* **WHAT YOU ARE ASKED TO DO**
With the records as your source, report how many lines contain "data". Add no other words.

********************

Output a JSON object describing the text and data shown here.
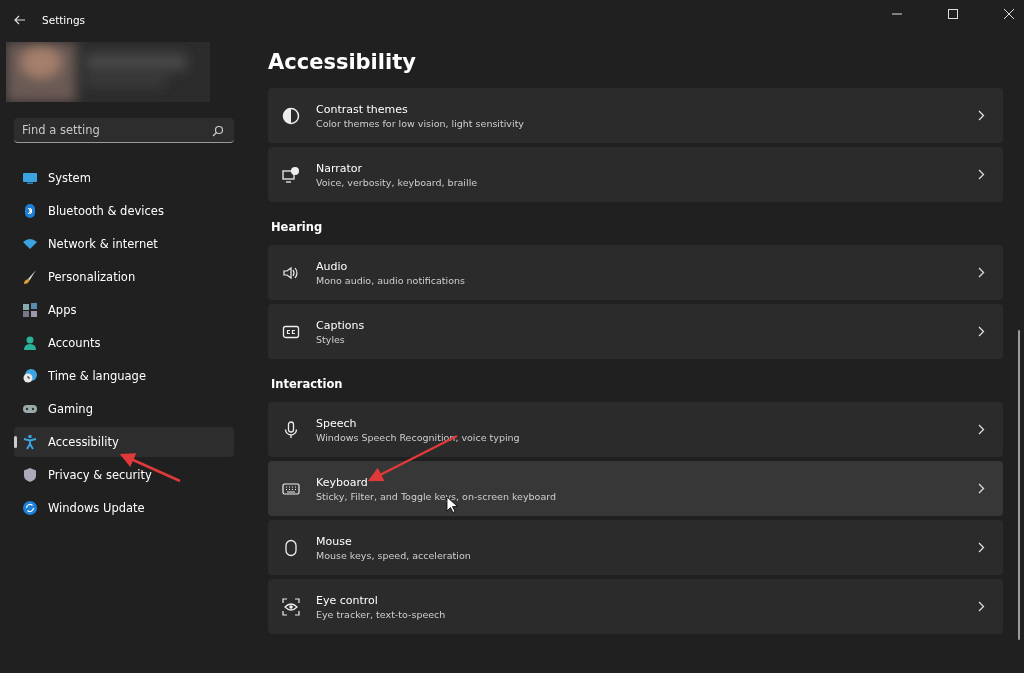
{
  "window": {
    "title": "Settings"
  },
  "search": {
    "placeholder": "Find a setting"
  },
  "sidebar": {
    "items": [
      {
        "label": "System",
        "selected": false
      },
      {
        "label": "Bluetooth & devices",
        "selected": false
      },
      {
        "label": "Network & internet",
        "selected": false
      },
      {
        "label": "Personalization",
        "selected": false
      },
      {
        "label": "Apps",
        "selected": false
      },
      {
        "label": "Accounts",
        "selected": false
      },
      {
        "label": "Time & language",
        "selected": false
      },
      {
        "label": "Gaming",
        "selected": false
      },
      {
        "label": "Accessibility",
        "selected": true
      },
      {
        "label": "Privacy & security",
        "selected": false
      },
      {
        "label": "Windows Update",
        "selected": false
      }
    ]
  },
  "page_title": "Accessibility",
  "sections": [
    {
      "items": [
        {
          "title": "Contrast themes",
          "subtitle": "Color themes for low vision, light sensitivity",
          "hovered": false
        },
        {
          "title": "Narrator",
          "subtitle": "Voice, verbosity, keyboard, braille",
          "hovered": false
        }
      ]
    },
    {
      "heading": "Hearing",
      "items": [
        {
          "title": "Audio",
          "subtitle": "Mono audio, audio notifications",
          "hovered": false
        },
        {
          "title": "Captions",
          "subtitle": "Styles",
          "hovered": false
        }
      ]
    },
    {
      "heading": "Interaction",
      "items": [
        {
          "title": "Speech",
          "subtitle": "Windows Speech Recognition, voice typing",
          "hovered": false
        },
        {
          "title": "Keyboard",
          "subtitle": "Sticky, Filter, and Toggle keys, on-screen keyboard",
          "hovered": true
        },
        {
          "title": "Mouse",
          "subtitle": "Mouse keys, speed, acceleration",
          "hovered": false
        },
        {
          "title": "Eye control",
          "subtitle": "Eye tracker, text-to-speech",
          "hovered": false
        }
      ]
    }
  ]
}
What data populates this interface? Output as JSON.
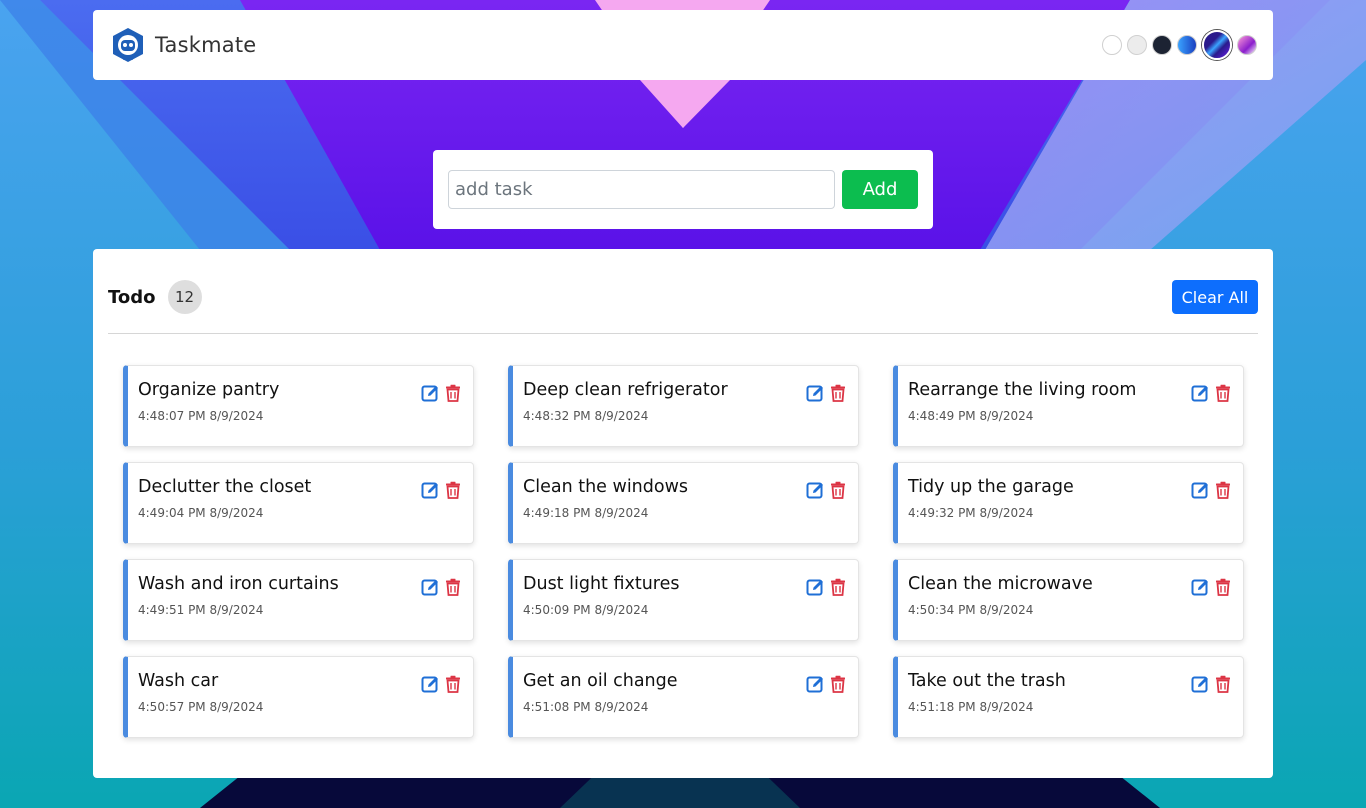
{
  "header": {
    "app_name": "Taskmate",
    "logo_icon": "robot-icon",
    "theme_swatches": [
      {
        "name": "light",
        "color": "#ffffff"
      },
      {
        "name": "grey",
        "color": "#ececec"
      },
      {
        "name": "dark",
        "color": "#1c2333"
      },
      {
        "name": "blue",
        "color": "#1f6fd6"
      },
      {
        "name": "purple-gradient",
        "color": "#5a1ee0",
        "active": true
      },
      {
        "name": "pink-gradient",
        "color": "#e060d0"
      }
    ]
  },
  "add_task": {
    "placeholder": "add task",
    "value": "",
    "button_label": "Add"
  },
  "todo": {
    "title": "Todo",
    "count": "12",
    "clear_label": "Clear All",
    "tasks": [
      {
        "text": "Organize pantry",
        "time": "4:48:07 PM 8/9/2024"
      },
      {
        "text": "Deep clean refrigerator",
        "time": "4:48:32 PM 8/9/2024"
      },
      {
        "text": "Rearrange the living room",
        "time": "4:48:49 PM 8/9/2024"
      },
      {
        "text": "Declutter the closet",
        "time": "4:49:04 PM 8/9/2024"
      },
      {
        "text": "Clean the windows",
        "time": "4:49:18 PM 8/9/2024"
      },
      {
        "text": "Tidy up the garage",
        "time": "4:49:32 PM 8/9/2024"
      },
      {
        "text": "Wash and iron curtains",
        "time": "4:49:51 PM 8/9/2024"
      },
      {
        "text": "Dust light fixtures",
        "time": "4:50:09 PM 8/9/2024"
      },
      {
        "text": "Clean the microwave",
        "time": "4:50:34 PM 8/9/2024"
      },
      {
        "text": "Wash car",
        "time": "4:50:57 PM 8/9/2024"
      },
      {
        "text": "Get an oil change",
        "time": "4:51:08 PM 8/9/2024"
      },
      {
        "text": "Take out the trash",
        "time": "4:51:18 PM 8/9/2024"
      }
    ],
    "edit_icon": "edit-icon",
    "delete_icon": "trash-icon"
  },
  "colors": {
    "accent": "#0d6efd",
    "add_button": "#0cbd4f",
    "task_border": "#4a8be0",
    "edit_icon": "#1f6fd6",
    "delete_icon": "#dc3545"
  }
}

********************

* **PROBLEM SOLUTION**
2